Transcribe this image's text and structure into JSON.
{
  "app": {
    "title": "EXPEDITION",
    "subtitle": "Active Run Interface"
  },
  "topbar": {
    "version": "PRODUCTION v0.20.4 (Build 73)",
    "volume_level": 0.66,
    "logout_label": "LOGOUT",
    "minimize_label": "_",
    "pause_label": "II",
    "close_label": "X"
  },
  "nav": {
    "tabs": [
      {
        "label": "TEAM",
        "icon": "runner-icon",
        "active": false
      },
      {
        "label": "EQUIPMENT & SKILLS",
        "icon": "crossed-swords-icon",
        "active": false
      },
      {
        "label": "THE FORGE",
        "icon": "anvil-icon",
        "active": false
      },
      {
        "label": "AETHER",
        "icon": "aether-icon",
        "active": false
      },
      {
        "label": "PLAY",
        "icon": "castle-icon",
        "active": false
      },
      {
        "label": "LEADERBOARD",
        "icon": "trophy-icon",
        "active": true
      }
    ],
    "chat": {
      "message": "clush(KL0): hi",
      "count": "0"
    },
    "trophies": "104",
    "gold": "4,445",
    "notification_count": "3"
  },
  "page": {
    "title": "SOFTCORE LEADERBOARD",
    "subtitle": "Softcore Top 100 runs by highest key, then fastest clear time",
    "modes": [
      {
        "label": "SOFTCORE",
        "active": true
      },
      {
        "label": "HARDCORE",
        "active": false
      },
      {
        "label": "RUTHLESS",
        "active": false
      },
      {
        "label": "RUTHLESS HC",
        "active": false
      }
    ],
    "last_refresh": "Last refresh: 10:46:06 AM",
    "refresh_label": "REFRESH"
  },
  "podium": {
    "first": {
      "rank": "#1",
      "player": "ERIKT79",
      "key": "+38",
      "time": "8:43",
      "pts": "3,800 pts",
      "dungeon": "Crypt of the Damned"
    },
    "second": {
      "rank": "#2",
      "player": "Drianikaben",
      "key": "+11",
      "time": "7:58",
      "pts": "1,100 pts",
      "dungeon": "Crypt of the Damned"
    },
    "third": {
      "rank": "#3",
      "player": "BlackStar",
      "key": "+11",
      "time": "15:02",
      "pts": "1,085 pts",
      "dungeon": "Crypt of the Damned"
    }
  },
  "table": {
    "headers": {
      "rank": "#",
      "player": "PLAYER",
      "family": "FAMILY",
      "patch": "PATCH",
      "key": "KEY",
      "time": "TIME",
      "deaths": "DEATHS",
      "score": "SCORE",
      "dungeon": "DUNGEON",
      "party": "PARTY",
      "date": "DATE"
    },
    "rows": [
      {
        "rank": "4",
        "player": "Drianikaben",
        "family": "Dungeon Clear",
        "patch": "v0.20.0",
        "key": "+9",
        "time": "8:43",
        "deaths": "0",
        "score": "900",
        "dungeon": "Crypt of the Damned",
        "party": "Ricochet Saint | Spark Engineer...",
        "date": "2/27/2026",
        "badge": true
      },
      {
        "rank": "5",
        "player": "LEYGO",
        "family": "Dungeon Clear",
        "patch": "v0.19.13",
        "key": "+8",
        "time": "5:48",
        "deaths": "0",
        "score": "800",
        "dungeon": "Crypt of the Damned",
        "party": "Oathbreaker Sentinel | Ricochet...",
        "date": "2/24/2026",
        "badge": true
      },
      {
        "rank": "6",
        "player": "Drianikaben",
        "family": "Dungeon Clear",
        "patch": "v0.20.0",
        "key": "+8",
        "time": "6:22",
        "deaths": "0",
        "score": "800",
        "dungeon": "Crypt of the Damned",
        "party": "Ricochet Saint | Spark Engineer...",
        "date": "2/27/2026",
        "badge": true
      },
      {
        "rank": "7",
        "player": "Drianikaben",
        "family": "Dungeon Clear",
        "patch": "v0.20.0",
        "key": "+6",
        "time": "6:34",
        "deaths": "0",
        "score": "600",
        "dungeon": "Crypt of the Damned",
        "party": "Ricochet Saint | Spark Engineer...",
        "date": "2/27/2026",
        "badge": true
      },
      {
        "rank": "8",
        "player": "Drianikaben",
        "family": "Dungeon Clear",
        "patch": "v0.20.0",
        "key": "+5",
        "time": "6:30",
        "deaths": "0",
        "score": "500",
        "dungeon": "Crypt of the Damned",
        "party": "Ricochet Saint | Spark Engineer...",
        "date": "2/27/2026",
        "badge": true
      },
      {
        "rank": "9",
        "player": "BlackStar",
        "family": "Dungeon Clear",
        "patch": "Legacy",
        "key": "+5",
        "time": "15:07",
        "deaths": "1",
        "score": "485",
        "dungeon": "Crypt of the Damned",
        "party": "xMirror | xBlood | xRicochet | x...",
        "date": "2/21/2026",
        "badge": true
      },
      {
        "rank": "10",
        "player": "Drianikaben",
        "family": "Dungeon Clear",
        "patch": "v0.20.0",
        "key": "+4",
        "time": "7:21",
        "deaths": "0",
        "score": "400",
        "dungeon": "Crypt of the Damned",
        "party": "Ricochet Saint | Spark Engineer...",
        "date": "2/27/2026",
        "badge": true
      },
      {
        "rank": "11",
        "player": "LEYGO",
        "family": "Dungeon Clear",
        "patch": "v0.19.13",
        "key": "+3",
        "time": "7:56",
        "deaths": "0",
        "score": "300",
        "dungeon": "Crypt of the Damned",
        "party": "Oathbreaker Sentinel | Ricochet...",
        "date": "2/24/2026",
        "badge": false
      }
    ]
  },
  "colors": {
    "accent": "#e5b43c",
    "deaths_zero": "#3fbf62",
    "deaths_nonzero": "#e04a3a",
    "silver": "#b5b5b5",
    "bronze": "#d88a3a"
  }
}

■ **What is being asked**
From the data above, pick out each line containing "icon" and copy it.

■ **Answer to this exercise**
        "icon": "runner-icon",
        "icon": "crossed-swords-icon",
        "icon": "anvil-icon",
        "icon": "aether-icon",
        "icon": "castle-icon",
        "icon": "trophy-icon",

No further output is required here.